What is expected:
If a line holds the word "категорий", copy it from the entries.

Provided data:
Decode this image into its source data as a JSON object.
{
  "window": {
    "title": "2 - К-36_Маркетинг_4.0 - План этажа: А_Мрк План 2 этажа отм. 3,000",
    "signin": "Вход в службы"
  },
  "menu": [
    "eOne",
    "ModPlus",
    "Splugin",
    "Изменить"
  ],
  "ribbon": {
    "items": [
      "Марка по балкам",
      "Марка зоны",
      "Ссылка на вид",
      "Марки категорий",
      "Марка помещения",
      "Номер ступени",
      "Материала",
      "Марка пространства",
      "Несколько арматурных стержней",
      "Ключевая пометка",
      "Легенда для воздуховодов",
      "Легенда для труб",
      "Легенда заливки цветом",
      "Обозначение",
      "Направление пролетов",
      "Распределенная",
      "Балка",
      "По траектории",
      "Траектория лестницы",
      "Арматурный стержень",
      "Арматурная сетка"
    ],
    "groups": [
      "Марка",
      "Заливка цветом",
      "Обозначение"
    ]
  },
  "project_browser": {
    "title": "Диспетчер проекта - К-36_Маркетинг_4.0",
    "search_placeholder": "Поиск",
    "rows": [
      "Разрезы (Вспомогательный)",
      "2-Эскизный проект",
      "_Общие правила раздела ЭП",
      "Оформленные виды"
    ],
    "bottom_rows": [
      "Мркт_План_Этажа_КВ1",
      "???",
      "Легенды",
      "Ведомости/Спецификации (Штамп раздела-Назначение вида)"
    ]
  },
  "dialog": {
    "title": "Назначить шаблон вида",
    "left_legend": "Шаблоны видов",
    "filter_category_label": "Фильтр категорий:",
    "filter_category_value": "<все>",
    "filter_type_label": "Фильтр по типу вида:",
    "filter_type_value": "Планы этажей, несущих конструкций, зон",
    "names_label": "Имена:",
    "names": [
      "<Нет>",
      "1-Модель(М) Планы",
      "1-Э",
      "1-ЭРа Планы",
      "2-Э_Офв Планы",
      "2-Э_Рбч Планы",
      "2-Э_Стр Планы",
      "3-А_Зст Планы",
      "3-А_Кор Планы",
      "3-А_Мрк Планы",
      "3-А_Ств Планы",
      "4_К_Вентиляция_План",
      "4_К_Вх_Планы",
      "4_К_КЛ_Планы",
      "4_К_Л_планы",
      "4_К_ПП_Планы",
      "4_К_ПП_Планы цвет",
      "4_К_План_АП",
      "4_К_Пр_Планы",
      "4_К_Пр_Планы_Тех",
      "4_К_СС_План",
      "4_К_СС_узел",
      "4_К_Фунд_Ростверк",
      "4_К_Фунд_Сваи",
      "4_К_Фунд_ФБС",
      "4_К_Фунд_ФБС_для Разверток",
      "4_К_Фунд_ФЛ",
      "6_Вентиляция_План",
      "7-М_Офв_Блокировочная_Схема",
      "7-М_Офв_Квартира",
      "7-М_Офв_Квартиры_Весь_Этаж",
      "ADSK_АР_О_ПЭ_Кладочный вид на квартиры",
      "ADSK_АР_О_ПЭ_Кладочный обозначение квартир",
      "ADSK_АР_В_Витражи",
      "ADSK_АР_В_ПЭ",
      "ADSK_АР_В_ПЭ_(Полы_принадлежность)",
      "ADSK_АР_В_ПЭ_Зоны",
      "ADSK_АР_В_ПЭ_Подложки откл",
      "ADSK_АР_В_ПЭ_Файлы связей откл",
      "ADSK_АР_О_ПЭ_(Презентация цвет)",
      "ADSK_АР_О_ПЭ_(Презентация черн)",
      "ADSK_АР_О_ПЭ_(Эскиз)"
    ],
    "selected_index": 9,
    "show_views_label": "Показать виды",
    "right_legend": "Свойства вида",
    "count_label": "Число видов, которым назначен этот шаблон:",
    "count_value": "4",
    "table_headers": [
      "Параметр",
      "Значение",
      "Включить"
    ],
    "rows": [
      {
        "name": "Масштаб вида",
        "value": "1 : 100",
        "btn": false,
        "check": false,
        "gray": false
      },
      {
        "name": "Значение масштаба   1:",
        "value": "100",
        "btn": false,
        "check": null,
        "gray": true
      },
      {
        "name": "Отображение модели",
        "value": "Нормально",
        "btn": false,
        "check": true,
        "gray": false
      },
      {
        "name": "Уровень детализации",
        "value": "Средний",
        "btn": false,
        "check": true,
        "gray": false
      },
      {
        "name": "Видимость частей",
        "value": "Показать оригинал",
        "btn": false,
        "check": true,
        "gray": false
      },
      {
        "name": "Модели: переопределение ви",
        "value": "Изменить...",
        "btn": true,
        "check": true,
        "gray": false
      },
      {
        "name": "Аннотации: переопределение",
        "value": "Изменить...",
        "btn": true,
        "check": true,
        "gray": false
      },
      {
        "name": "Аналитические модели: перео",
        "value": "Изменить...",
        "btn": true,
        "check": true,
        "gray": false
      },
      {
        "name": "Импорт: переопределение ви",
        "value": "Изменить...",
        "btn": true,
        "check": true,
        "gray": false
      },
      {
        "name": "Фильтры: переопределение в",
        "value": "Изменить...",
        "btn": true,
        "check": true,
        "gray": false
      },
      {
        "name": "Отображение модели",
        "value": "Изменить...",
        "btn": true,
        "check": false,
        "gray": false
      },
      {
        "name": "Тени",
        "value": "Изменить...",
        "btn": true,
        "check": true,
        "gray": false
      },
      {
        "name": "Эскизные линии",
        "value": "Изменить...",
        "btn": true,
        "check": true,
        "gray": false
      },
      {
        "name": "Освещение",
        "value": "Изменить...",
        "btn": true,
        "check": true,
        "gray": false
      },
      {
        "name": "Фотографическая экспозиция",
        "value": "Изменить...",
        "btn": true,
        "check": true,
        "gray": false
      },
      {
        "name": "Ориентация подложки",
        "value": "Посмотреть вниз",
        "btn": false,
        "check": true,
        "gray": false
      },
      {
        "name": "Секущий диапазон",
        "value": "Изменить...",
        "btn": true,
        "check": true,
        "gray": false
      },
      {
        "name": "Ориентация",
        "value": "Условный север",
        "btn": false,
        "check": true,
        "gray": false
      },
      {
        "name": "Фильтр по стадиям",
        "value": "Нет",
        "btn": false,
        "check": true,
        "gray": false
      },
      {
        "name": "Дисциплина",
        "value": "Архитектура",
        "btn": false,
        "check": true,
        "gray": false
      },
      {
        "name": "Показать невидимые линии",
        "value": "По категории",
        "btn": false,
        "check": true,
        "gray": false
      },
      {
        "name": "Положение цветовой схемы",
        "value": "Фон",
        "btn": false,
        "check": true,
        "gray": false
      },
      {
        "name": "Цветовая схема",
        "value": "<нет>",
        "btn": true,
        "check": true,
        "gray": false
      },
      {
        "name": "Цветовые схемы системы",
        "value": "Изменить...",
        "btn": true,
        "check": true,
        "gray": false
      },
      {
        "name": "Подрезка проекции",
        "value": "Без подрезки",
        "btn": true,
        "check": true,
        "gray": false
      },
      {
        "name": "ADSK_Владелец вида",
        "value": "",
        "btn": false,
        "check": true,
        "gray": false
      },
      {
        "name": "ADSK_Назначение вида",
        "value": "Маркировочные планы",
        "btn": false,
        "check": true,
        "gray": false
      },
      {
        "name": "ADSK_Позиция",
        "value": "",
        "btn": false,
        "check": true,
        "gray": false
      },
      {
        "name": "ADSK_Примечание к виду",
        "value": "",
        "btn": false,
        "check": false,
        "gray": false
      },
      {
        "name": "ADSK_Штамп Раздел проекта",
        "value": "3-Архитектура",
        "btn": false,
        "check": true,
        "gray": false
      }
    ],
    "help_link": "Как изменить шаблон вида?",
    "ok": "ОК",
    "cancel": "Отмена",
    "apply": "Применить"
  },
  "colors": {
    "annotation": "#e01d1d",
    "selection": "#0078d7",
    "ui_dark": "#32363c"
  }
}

Exercise result:
      "Марки категорий",
    "filter_category_label": "Фильтр категорий:",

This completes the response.